Whether you move from an on-premise platform to a mobile device or a virtual cloud environment, security has always been the biggest concern. It’s no more shocking to hear about big banks, financial institutes, and large organizations shutting down their business or coming to a standstill due to an unexpected system crash, a security breach, or a virus attack.
Security outages are observed on all platforms. And it is becoming more and more challenging to detect and prevent such malicious intruders from getting into our complex multi-tier systems.
It’s no surprise that organizations are moving more and more of their business critical systems to the cloud because of its availability, speed, and ease-of-use. But how does this effect and organizations ability to properly test and maintain the quality of those systems?
The best approach we’ve seen so far is Service-Oriented Development of Applications (SODA) which is the process of developing applications with Service Oriented Architecture (SOA) in mind. The idea is to create an overall business service that is able to adapt to business ever-changing requirements at the lowest cost yet with the shortest cycle.

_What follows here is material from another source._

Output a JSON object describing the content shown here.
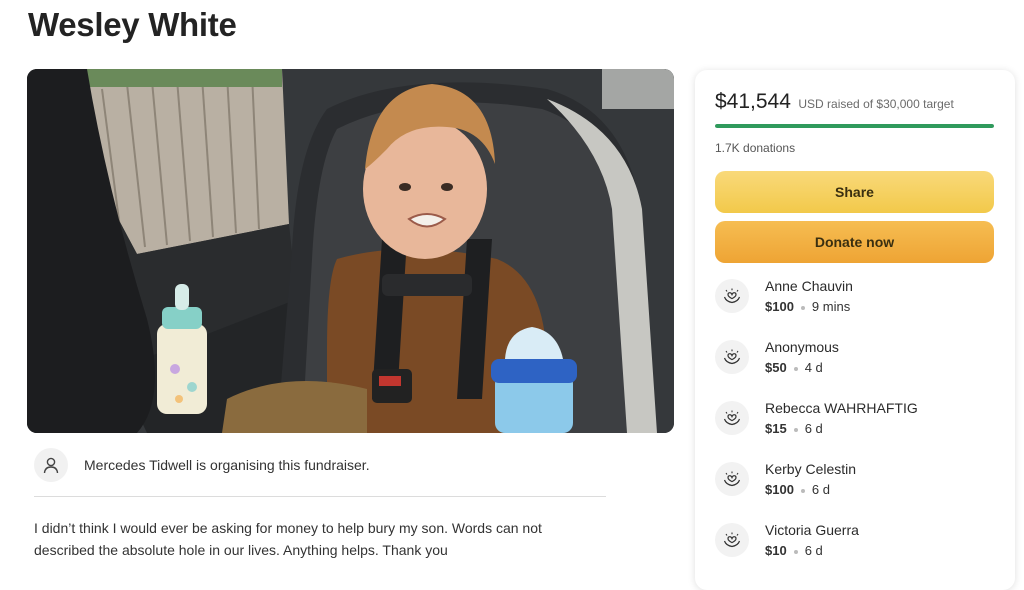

In the midst of debt ceiling and government shutdown negotiations on Monday, the Obama Administration launched its new online health insurance marketplace — HealthCare.gov — where Americans can go to shop for affordable healthcare.
However, it seems even the federal government isn’t immune from technical snags.
Measuring application quality to get useful results requires proper analysis of the right source code perimeter in the most relevant way. But it doesn’t stop with just one measurement, you can follow the evolution of indicators for a given period in order to anticipate potential troubles and to be in a position to make good decisions.
Everything moves fast in the IT world. It is said that a year can be translated to seven years in a dog’s life. Well, the translation is much higher in IT. Every year, new computing languages are created. They might differ from the previous one by a comma, but they are created nonetheless. Should we adapt our conceptions of software quality to those new languages?